Yukiko Kamaya lives in the town of Futaba, within the 20 kilometer (12 mile) evacuation zone around the nuclear plant. She remembers the panic of running away from her home when disaster struck, not knowing where was safe and not realizing then that she would not be able to return home.
"It is my home town," she told CNN. "I want go back home no matter what. I want to return as soon as possible although I know it's impossible. I hope my dream comes true one day."
Kamaya, who now lives in temporary housing, says she felt compelled to join anti-nuclear power protests as she doesn't want anyone else to go through what she has gone through.
This is the seventh protest Nagisa Saito has attended and she's impressed the numbers are growing.
"What impresses me most is ... people never gave up and the crowd is getting bigger and bigger. Even on a bad rainy day like today, we see this many people gathered, it's amazing."
Tens of thousands are calling for no nuclear, but what is the alternative?
One man who only gave his name as Ozaki tells CNN, "If there is a power shortage, there are alternatives. What about coal-fired power stations, hydro-electric power stations, or we can just survive with what we have. We have to be patient, but even with blackouts, we can survive without nuclear power."
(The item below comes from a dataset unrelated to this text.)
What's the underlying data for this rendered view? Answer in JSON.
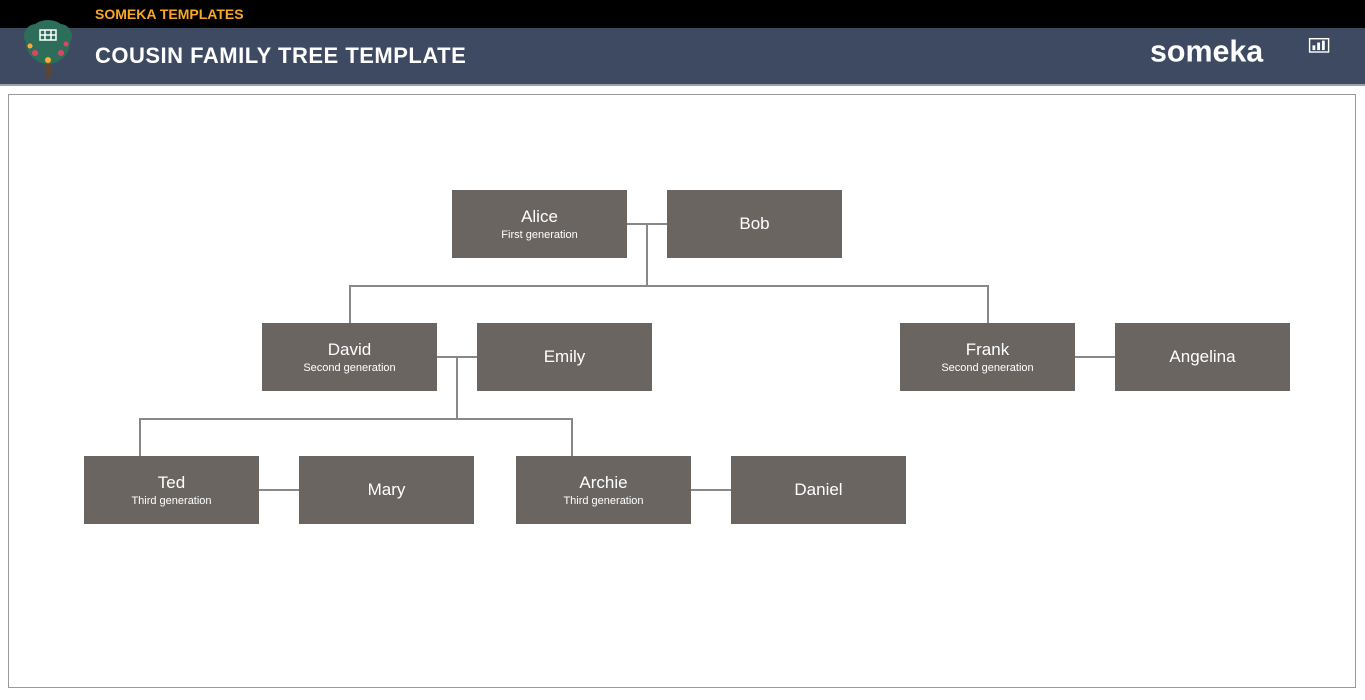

While the government can't help but hear these voices, it has managed to resist them so far. Two nuclear reactors were brought back online this month. All 50 reactors had previously been taken offline for maintenance and tests. The government's argument is simple: Japan needs power.
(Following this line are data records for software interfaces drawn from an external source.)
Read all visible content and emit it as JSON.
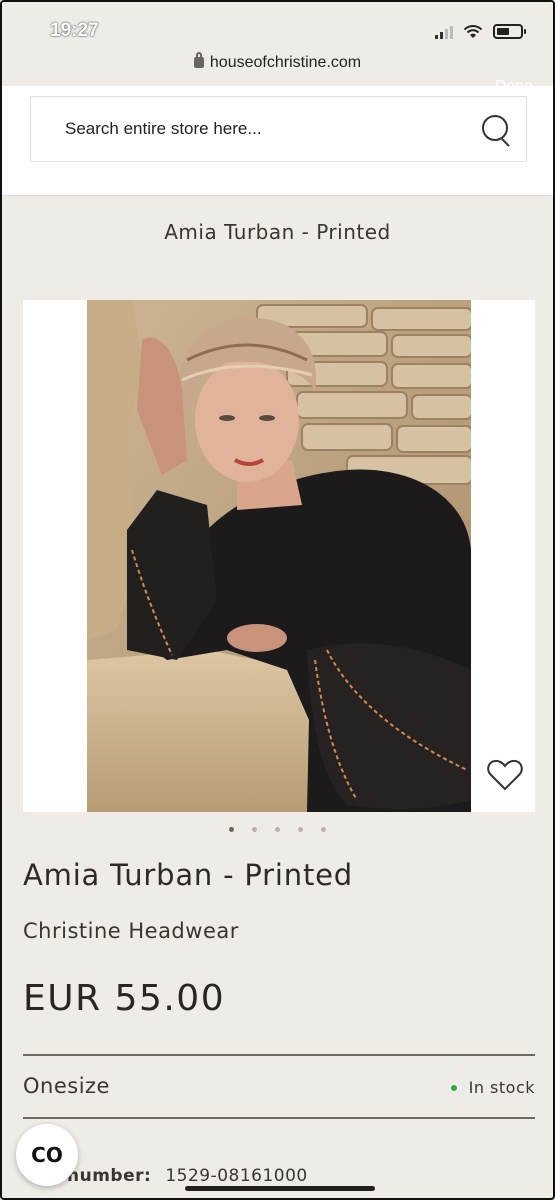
{
  "status_bar": {
    "time": "19:27",
    "url": "houseofchristine.com",
    "done_label": "Done"
  },
  "search": {
    "placeholder": "Search entire store here..."
  },
  "breadcrumb_title": "Amia Turban - Printed",
  "gallery": {
    "image_alt": "Woman wearing a printed turban and black top leaning against a stone wall",
    "dot_count": 5,
    "active_dot": 0
  },
  "product": {
    "title": "Amia Turban - Printed",
    "brand": "Christine Headwear",
    "price": "EUR 55.00",
    "size": "Onesize",
    "stock_status": "In stock",
    "article_label": "number:",
    "article_number": "1529-08161000"
  },
  "fab_label": "CO",
  "colors": {
    "background": "#efebe7",
    "in_stock": "#2eaa4a",
    "text": "#2b2622"
  }
}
Prime Minister Yoshihiko Noda told the public last month: "In order to lead prosperous and decent lives, cheap and stable electricity is indispensable. Japanese society will not be able to function if there is a decision to permanently halt nuclear power generation."
Masami Hasegawa is a senior manager at Japan Business Federation and agrees that Japan faces an energy crisis heading into the hot summer months. Last year rolling blackouts adversely affected business, he says.
"We hear our members saying that they cannot stay in Japan if this situation continues," says Hasegawa. "If the current situation continues, energy consuming industries cannot survive in Japan and they will leave. The immediate effect will be on employment which might be lost."
But protesters say safety is more important, pointing to a recent parliament report which stated the Fukushima disaster was man-made -- a result of collusion between the plant operator, regulators and the government.
With tens of thousands of evacuees still waiting to hear when or if they can return to their homes near the plant, protesters say a no-nuclear Japan is the only acceptable result.